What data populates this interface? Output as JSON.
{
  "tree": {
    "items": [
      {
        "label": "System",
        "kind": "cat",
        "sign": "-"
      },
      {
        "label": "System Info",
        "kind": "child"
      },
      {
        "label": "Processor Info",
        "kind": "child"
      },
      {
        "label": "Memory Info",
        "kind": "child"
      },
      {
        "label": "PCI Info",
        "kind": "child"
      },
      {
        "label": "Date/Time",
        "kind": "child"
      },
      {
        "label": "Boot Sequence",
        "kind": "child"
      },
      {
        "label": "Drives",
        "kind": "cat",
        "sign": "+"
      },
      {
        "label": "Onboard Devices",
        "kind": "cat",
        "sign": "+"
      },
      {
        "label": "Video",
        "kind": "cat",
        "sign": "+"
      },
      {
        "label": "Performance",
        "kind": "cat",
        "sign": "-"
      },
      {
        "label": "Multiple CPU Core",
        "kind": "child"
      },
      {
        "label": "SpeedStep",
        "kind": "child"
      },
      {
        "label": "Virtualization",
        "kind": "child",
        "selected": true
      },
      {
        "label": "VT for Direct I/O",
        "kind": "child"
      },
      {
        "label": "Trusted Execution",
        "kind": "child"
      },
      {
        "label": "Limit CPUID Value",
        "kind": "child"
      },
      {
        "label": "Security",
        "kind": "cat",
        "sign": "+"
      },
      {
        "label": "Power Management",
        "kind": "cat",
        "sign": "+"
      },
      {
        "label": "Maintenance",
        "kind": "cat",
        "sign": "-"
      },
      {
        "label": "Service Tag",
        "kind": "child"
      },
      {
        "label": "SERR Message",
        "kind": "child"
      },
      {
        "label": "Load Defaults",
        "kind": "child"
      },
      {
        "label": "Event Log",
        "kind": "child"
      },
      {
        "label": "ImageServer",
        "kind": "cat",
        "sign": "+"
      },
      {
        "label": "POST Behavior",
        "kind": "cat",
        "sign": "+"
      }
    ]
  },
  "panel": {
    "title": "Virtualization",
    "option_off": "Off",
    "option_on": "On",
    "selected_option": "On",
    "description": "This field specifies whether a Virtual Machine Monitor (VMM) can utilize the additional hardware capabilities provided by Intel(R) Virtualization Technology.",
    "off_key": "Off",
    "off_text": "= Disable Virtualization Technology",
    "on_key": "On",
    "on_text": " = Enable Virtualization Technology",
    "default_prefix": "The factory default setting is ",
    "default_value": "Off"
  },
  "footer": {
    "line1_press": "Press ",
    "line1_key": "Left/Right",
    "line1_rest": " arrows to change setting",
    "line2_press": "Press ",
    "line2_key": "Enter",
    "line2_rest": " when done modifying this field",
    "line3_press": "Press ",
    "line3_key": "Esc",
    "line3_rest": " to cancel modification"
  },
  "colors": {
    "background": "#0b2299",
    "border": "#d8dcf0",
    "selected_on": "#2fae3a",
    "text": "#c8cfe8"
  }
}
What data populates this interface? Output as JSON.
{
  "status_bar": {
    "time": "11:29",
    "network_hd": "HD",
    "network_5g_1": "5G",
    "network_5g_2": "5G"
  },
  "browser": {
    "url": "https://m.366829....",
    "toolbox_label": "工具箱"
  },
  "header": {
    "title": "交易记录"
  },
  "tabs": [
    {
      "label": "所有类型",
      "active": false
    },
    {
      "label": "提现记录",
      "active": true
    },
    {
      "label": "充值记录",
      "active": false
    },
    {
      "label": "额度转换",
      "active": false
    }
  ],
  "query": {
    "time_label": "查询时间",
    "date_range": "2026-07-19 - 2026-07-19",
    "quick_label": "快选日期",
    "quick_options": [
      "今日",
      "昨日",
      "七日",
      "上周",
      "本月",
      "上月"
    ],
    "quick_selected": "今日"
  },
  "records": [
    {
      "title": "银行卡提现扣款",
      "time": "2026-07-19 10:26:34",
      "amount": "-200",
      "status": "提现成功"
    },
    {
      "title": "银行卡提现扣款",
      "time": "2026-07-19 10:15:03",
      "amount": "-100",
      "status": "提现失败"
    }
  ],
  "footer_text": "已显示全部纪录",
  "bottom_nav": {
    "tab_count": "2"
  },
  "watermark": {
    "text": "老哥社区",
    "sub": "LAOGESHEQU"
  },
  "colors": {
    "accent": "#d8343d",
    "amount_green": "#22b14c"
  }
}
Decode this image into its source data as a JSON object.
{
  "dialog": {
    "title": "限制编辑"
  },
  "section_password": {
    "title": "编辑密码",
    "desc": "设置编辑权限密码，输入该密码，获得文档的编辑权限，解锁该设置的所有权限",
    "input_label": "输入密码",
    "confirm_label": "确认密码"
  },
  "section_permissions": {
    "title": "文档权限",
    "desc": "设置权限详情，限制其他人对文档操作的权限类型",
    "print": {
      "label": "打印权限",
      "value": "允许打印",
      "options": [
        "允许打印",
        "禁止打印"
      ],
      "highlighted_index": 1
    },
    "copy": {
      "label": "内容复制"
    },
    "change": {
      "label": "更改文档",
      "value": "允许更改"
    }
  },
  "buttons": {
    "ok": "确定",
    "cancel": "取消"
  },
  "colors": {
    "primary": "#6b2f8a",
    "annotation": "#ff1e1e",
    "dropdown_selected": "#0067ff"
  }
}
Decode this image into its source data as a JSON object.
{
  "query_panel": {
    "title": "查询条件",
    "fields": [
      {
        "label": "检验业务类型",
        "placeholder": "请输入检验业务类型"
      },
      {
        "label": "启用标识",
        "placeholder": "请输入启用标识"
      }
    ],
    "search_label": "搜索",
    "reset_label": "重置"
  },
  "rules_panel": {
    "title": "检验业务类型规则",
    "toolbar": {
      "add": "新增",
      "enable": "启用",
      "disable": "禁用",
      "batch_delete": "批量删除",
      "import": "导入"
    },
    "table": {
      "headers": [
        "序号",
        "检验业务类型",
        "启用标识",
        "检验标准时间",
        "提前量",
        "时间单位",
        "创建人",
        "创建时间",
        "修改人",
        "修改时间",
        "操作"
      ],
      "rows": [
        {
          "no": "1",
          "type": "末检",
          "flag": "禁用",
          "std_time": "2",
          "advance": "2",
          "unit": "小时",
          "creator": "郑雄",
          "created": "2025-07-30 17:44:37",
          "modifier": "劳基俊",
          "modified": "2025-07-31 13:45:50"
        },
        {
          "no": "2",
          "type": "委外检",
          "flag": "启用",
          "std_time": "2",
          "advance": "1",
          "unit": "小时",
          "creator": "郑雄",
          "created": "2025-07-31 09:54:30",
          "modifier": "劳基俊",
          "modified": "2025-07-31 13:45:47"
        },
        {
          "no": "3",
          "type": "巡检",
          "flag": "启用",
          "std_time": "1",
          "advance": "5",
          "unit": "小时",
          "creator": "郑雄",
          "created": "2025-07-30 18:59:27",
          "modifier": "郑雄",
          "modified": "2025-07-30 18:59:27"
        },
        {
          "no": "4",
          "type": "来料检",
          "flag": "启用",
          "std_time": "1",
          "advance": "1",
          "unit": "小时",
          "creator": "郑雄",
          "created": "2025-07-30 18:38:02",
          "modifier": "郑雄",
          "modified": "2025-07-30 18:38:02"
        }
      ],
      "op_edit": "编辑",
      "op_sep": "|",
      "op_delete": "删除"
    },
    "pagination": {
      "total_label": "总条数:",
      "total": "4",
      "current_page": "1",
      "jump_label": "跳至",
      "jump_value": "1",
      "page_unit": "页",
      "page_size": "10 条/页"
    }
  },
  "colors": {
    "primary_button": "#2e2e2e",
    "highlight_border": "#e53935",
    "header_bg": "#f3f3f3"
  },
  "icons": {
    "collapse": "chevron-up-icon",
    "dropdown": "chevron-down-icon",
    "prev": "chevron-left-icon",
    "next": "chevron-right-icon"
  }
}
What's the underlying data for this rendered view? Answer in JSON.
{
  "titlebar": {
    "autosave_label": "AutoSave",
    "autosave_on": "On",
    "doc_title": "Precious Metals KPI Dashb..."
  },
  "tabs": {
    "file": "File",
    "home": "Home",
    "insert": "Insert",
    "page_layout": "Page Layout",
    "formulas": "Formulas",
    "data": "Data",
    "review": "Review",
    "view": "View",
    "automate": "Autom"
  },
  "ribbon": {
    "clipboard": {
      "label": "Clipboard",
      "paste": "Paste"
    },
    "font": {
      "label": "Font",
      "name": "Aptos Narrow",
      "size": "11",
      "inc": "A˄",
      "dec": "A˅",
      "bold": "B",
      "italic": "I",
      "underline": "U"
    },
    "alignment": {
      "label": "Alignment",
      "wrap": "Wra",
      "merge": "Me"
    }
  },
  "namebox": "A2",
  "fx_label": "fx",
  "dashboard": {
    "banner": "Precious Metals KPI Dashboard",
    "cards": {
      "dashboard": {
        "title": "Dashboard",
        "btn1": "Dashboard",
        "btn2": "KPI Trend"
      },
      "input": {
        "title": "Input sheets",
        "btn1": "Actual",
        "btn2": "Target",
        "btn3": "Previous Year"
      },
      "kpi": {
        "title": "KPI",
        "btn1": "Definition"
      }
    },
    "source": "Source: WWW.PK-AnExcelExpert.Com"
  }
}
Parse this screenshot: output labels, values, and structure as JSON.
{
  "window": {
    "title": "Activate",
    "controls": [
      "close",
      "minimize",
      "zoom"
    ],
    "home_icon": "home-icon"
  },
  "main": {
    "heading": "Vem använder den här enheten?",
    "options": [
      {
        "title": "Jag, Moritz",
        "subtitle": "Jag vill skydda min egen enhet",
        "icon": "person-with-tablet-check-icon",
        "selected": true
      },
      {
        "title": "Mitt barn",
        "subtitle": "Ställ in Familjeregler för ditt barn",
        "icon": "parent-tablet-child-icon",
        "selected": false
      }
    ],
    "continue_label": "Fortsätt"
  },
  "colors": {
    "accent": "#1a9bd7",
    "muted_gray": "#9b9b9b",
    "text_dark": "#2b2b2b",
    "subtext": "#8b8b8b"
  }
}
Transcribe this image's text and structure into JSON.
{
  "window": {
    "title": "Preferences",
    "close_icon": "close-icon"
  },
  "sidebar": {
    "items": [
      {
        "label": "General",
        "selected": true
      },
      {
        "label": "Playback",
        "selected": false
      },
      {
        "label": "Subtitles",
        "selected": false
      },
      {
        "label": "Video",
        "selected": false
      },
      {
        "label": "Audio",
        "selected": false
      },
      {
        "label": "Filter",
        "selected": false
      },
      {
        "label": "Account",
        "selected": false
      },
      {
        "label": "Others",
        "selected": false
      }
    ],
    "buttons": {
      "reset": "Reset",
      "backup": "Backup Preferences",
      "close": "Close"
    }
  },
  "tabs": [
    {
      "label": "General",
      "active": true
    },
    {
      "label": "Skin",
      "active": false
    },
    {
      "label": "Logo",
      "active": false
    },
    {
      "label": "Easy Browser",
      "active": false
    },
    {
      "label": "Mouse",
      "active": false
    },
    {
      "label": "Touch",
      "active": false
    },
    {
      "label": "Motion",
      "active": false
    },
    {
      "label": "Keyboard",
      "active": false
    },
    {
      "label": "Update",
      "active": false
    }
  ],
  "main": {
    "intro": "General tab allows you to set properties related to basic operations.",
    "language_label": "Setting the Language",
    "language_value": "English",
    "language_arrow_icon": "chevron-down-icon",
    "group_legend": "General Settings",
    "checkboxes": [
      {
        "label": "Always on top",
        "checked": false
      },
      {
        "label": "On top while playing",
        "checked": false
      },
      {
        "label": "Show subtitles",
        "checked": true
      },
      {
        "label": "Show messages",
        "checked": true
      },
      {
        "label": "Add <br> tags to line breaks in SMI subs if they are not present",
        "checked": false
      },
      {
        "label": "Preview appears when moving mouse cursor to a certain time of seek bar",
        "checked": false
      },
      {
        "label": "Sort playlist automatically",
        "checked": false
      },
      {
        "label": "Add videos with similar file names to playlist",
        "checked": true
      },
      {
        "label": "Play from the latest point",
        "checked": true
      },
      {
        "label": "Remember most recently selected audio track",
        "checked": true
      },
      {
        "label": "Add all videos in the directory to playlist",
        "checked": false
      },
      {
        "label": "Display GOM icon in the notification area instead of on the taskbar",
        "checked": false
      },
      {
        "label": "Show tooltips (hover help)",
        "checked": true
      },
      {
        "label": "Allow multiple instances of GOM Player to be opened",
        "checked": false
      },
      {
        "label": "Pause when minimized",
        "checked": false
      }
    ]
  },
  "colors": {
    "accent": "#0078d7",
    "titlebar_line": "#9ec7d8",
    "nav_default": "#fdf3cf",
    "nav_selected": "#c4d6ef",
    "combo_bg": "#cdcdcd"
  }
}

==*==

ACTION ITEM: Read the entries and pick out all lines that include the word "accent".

EXERCISE RESPONSE:
    "accent": "#d8343d",
    "accent": "#1a9bd7",
    "accent": "#0078d7",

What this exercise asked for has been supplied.